TASK STATEMENT
Go through the material below and copy each line where the word "Faded" appears.

RECORDS SUPPLIED
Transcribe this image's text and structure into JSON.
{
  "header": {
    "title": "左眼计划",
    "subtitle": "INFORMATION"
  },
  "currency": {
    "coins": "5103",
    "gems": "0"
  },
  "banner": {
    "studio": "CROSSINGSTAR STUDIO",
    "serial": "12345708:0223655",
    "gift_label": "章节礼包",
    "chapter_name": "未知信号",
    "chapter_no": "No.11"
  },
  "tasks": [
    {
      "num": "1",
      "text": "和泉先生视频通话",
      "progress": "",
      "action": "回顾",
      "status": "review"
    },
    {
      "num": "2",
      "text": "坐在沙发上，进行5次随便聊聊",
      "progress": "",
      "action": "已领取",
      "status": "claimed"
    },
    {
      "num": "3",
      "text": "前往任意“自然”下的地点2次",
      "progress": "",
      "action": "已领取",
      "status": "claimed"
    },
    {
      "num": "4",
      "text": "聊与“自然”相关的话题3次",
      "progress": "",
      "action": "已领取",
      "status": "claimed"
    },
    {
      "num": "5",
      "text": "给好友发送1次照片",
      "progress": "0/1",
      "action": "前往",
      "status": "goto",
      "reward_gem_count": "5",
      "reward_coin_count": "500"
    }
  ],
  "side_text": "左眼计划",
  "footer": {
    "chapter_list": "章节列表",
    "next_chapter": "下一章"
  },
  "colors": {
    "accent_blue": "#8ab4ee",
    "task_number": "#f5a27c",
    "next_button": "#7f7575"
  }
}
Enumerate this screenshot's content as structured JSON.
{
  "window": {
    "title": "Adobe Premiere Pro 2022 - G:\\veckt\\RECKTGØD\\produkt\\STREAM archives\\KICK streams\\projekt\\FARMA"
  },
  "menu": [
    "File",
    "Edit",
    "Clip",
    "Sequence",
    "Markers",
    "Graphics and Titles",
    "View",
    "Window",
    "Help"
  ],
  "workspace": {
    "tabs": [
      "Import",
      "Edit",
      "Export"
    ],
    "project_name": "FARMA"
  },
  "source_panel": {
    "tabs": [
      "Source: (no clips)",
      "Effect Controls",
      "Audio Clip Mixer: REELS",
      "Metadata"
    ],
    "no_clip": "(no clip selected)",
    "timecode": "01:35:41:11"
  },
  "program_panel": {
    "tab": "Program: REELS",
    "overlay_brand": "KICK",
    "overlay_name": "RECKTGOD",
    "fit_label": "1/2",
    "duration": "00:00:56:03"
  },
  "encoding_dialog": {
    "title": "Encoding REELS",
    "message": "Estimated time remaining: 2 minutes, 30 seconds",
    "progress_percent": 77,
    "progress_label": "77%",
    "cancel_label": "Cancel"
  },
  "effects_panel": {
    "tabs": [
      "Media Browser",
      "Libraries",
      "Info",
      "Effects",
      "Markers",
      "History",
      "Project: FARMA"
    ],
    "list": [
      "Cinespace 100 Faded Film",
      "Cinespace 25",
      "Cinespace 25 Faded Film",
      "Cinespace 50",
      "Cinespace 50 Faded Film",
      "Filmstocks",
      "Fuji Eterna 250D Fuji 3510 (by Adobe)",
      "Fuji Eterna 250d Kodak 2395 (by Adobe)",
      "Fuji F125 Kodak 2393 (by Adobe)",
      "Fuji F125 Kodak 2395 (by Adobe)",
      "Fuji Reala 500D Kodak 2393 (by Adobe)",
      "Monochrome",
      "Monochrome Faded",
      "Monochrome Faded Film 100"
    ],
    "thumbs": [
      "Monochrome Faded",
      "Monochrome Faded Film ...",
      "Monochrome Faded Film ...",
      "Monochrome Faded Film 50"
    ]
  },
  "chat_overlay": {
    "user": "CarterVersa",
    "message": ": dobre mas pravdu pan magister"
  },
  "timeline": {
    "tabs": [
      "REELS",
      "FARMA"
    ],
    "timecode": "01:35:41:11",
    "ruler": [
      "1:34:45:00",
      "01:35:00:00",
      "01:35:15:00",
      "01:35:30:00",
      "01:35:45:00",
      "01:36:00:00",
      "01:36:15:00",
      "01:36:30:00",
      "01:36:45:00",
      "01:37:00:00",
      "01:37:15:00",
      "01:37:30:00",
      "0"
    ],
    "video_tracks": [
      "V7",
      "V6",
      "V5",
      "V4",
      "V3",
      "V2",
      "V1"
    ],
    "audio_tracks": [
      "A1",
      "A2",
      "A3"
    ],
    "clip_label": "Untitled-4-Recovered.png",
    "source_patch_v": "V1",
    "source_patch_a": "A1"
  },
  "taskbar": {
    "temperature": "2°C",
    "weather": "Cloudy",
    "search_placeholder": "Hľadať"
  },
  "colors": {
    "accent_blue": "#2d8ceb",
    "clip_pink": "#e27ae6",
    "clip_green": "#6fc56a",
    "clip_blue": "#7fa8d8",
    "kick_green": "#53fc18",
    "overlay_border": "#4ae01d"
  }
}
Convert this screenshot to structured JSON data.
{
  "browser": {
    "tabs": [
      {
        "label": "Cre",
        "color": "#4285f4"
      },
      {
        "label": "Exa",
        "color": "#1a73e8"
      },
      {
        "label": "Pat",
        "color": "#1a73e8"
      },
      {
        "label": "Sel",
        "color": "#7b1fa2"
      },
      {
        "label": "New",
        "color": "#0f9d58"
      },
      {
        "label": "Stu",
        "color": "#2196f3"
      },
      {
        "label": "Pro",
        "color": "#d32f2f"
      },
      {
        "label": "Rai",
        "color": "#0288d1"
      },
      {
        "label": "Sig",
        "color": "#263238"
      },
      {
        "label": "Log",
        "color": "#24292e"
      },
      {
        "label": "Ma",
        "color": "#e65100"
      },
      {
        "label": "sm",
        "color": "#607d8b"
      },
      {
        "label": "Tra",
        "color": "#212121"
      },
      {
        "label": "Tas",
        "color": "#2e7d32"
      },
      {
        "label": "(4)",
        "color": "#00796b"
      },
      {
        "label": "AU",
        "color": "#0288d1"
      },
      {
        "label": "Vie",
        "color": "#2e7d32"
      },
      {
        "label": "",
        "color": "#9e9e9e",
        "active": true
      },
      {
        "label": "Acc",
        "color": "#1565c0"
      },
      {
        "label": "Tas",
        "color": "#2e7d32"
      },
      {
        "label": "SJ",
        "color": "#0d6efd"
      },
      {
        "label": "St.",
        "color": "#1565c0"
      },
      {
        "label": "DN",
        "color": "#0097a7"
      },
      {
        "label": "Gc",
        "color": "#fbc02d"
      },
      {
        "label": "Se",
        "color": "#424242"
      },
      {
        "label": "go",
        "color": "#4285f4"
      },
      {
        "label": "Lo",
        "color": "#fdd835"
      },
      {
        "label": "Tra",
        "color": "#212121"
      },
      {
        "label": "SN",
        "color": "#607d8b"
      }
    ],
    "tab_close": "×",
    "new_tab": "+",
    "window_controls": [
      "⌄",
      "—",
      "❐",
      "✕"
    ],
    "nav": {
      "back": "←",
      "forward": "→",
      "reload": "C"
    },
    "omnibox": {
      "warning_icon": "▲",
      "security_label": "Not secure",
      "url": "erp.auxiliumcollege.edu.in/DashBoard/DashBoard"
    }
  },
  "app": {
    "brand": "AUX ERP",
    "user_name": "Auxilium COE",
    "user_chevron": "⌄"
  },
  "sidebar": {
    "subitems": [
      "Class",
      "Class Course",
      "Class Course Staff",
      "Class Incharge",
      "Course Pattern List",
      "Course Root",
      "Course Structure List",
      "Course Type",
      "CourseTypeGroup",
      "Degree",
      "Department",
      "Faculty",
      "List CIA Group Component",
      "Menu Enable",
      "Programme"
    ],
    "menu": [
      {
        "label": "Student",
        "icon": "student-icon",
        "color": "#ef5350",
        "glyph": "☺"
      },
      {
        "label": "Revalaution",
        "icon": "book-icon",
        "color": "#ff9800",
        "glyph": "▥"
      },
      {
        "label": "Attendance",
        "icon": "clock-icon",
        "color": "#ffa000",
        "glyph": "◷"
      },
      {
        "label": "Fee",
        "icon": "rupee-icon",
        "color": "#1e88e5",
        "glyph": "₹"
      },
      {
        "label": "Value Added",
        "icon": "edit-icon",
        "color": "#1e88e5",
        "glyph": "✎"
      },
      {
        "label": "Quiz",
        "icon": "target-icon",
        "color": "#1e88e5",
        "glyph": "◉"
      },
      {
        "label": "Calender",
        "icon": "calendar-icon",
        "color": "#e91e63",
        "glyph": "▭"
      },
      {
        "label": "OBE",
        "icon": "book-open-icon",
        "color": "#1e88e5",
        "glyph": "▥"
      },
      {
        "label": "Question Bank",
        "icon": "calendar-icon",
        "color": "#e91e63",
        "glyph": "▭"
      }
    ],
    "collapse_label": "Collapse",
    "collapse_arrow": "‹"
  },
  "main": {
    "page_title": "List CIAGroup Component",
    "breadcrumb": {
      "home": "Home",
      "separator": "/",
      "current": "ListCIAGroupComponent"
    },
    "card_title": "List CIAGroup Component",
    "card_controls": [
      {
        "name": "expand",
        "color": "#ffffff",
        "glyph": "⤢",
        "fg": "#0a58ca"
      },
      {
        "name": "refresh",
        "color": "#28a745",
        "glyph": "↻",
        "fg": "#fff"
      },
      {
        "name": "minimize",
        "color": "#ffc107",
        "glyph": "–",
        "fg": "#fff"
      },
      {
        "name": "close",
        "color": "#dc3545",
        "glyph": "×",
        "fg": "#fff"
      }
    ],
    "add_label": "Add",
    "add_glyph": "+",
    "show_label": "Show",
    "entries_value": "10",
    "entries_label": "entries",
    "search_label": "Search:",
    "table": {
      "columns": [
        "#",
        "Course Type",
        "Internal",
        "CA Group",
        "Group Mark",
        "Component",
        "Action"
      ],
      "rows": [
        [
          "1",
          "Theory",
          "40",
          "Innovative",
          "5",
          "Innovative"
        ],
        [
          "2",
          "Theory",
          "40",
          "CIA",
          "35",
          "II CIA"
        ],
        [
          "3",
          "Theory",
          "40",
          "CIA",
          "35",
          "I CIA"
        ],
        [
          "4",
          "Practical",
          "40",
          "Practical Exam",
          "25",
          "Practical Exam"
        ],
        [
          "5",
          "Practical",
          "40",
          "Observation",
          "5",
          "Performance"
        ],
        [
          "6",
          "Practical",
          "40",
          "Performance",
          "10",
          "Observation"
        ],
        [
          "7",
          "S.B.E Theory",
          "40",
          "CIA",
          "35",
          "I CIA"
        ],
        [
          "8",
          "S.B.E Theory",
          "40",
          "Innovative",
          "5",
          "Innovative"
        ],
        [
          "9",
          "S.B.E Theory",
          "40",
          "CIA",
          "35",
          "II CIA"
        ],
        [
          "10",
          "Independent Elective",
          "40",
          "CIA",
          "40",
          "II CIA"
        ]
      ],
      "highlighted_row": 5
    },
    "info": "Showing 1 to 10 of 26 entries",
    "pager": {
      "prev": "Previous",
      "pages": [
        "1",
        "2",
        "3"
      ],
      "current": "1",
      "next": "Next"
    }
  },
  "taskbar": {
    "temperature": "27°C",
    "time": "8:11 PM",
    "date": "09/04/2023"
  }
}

OUTPUT
      "Cinespace 100 Faded Film",
      "Cinespace 25 Faded Film",
      "Cinespace 50 Faded Film",
      "Monochrome Faded",
      "Monochrome Faded Film 100"
      "Monochrome Faded",
      "Monochrome Faded Film ...",
      "Monochrome Faded Film ...",
      "Monochrome Faded Film 50"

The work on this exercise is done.